[WORK ITEM]: Each line below should be retyped exactly, with no pictures.

[MATERIAL TO PROCESS]:
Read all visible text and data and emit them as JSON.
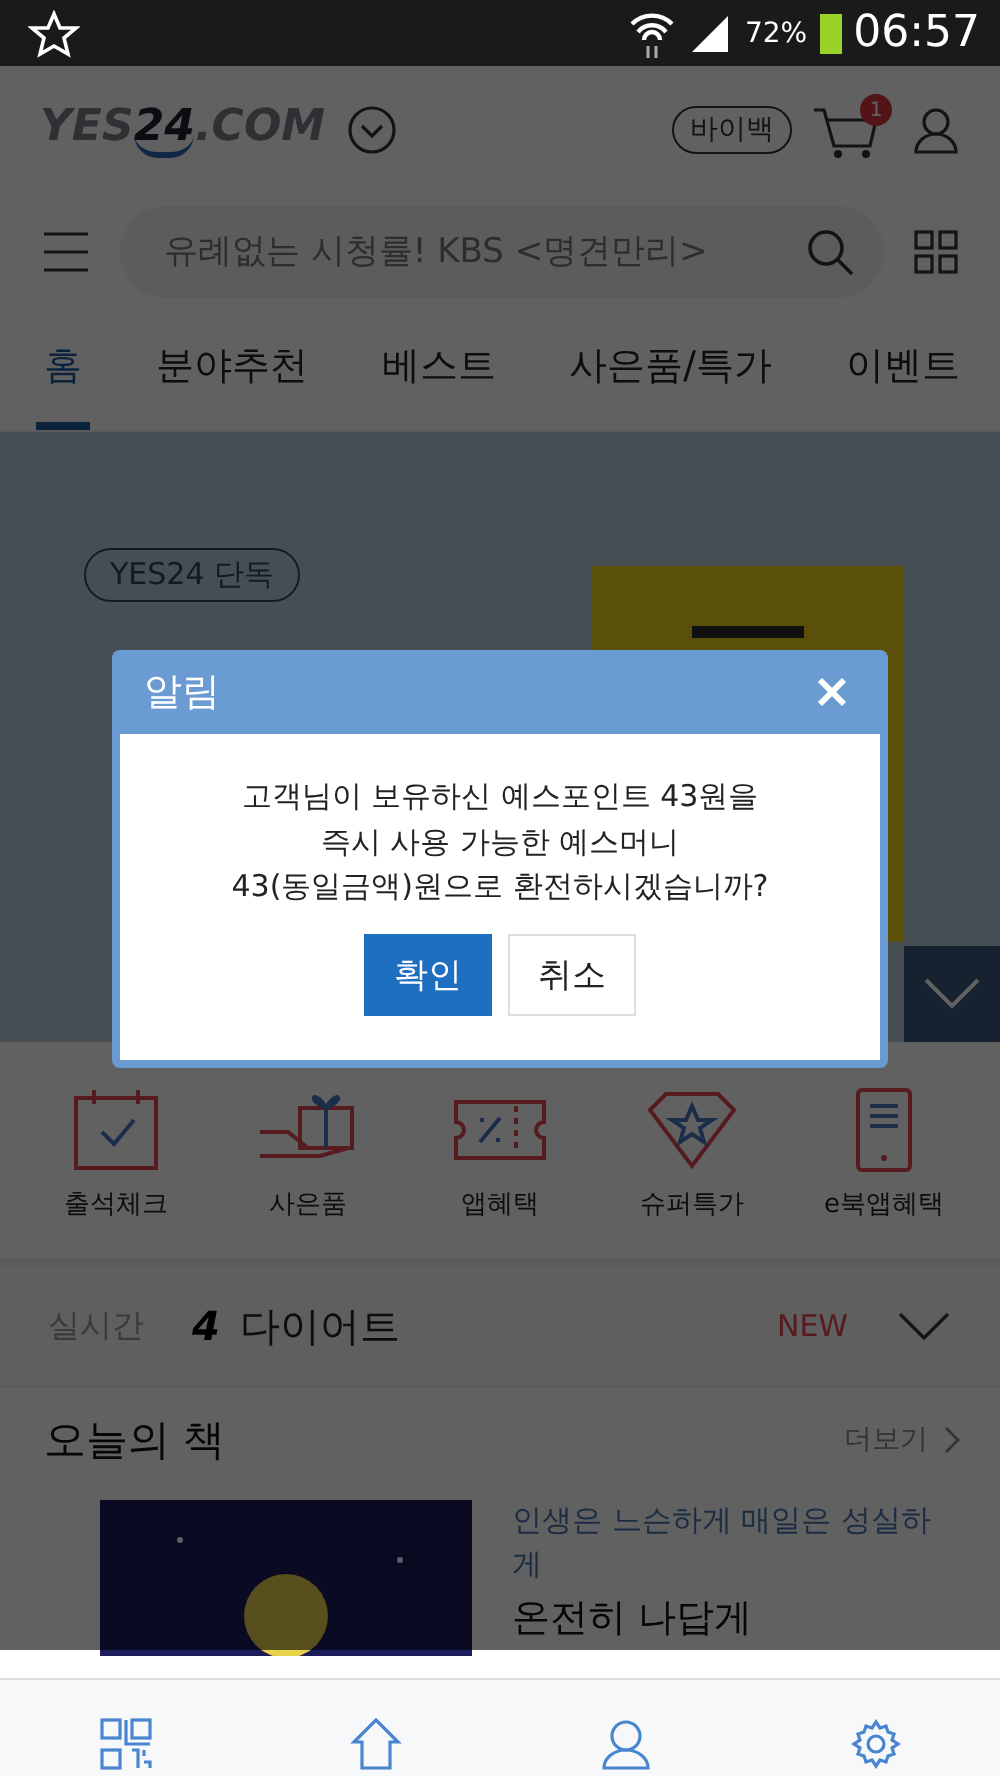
{
  "status_bar": {
    "battery": "72%",
    "time": "06:57"
  },
  "header": {
    "logo_left": "YES",
    "logo_number": "24",
    "logo_right": ".COM",
    "buyback": "바이백",
    "cart_badge": "1"
  },
  "search": {
    "placeholder": "유례없는 시청률! KBS <명견만리>"
  },
  "tabs": [
    {
      "label": "홈",
      "selected": true
    },
    {
      "label": "분야추천",
      "selected": false
    },
    {
      "label": "베스트",
      "selected": false
    },
    {
      "label": "사은품/특가",
      "selected": false
    },
    {
      "label": "이벤트",
      "selected": false
    }
  ],
  "banner": {
    "tag": "YES24 단독"
  },
  "quick_menu": [
    {
      "label": "출석체크"
    },
    {
      "label": "사은품"
    },
    {
      "label": "앱혜택"
    },
    {
      "label": "슈퍼특가"
    },
    {
      "label": "e북앱혜택"
    }
  ],
  "realtime": {
    "label": "실시간",
    "rank": "4",
    "keyword": "다이어트",
    "badge": "NEW"
  },
  "today_book": {
    "title": "오늘의 책",
    "more": "더보기",
    "subtitle": "인생은 느슨하게 매일은 성실하게",
    "book_title": "온전히 나답게"
  },
  "dialog": {
    "title": "알림",
    "message": [
      "고객님이 보유하신 예스포인트 43원을",
      "즉시 사용 가능한 예스머니",
      "43(동일금액)원으로 환전하시겠습니까?"
    ],
    "buttons": [
      {
        "label": "확인",
        "kind": "primary"
      },
      {
        "label": "취소",
        "kind": "secondary"
      }
    ]
  }
}
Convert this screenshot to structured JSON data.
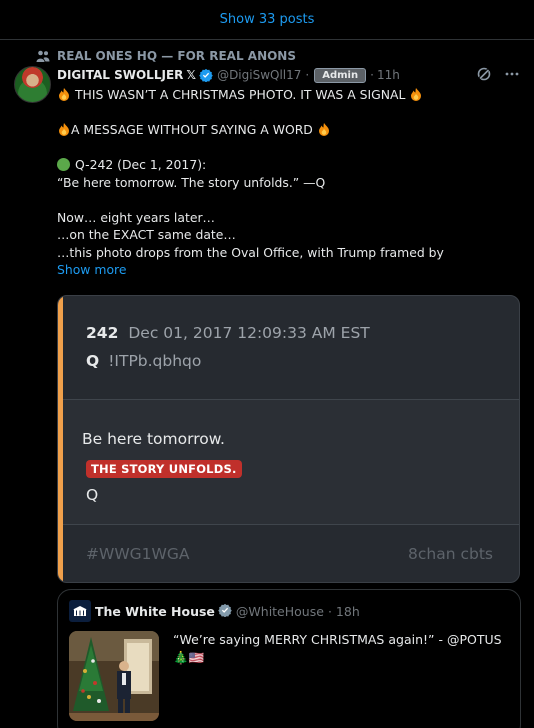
{
  "feed": {
    "show_posts_label": "Show 33 posts"
  },
  "social_context": {
    "label": "REAL ONES HQ — FOR REAL ANONS",
    "icon": "community-icon"
  },
  "post": {
    "author_name": "DIGITAL SWOLLJER",
    "author_name_suffix": "𝕏",
    "handle": "@DigiSwQll17",
    "separator": "·",
    "badge": "Admin",
    "time": "11h",
    "lines": [
      "THIS WASN’T A CHRISTMAS PHOTO. IT WAS A SIGNAL",
      "A MESSAGE WITHOUT SAYING A WORD",
      "Q-242 (Dec 1, 2017):",
      "“Be here tomorrow. The story unfolds.” —Q",
      "Now… eight years later…",
      "…on the EXACT same date…",
      "…this photo drops from the Oval Office, with Trump framed by"
    ],
    "show_more": "Show more",
    "accent_color": "#1d9bf0"
  },
  "q_card": {
    "post_number": "242",
    "timestamp": "Dec 01, 2017 12:09:33 AM EST",
    "author": "Q",
    "tripcode": "!ITPb.qbhqo",
    "line1": "Be here tomorrow.",
    "highlight": "THE STORY UNFOLDS.",
    "signature": "Q",
    "footer_left": "#WWG1WGA",
    "footer_right": "8chan cbts",
    "accent_color": "#f0a04b",
    "highlight_color": "#c0302b"
  },
  "quote": {
    "name": "The White House",
    "handle": "@WhiteHouse",
    "separator": "·",
    "time": "18h",
    "text": "“We’re saying MERRY CHRISTMAS again!” - @POTUS",
    "emojis": "🎄🇺🇸"
  }
}
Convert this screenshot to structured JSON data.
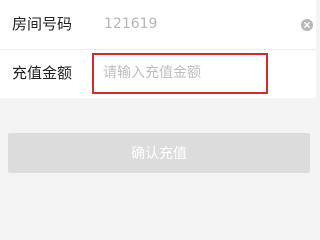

[REPLY TO THE TASK]:
Read all visible text and data and emit them as JSON.
{
  "status_bar": {
    "battery": "72%",
    "time": "06:57"
  },
  "header": {
    "logo_left": "YES",
    "logo_number": "24",
    "logo_right": ".COM",
    "buyback": "바이백",
    "cart_badge": "1"
  },
  "search": {
    "placeholder": "유례없는 시청률! KBS <명견만리>"
  },
  "tabs": [
    {
      "label": "홈",
      "selected": true
    },
    {
      "label": "분야추천",
      "selected": false
    },
    {
      "label": "베스트",
      "selected": false
    },
    {
      "label": "사은품/특가",
      "selected": false
    },
    {
      "label": "이벤트",
      "selected": false
    }
  ],
  "banner": {
    "tag": "YES24 단독"
  },
  "quick_menu": [
    {
      "label": "출석체크"
    },
    {
      "label": "사은품"
    },
    {
      "label": "앱혜택"
    },
    {
      "label": "슈퍼특가"
    },
    {
      "label": "e북앱혜택"
    }
  ],
  "realtime": {
    "label": "실시간",
    "rank": "4",
    "keyword": "다이어트",
    "badge": "NEW"
  },
  "today_book": {
    "title": "오늘의 책",
    "more": "더보기",
    "subtitle": "인생은 느슨하게 매일은 성실하게",
    "book_title": "온전히 나답게"
  },
  "dialog": {
    "title": "알림",
    "message": [
      "고객님이 보유하신 예스포인트 43원을",
      "즉시 사용 가능한 예스머니",
      "43(동일금액)원으로 환전하시겠습니까?"
    ],
    "buttons": [
      {
        "label": "확인",
        "kind": "primary"
      },
      {
        "label": "취소",
        "kind": "secondary"
      }
    ]
  }
}
Convert this screenshot to structured JSON data.
{
  "feed": {
    "show_posts_label": "Show 33 posts"
  },
  "social_context": {
    "label": "REAL ONES HQ — FOR REAL ANONS",
    "icon": "community-icon"
  },
  "post": {
    "author_name": "DIGITAL SWOLLJER",
    "author_name_suffix": "𝕏",
    "handle": "@DigiSwQll17",
    "separator": "·",
    "badge": "Admin",
    "time": "11h",
    "lines": [
      "THIS WASN’T A CHRISTMAS PHOTO. IT WAS A SIGNAL",
      "A MESSAGE WITHOUT SAYING A WORD",
      "Q-242 (Dec 1, 2017):",
      "“Be here tomorrow. The story unfolds.” —Q",
      "Now… eight years later…",
      "…on the EXACT same date…",
      "…this photo drops from the Oval Office, with Trump framed by"
    ],
    "show_more": "Show more",
    "accent_color": "#1d9bf0"
  },
  "q_card": {
    "post_number": "242",
    "timestamp": "Dec 01, 2017 12:09:33 AM EST",
    "author": "Q",
    "tripcode": "!ITPb.qbhqo",
    "line1": "Be here tomorrow.",
    "highlight": "THE STORY UNFOLDS.",
    "signature": "Q",
    "footer_left": "#WWG1WGA",
    "footer_right": "8chan cbts",
    "accent_color": "#f0a04b",
    "highlight_color": "#c0302b"
  },
  "quote": {
    "name": "The White House",
    "handle": "@WhiteHouse",
    "separator": "·",
    "time": "18h",
    "text": "“We’re saying MERRY CHRISTMAS again!” - @POTUS",
    "emojis": "🎄🇺🇸"
  }
}
Convert this screenshot to structured JSON data.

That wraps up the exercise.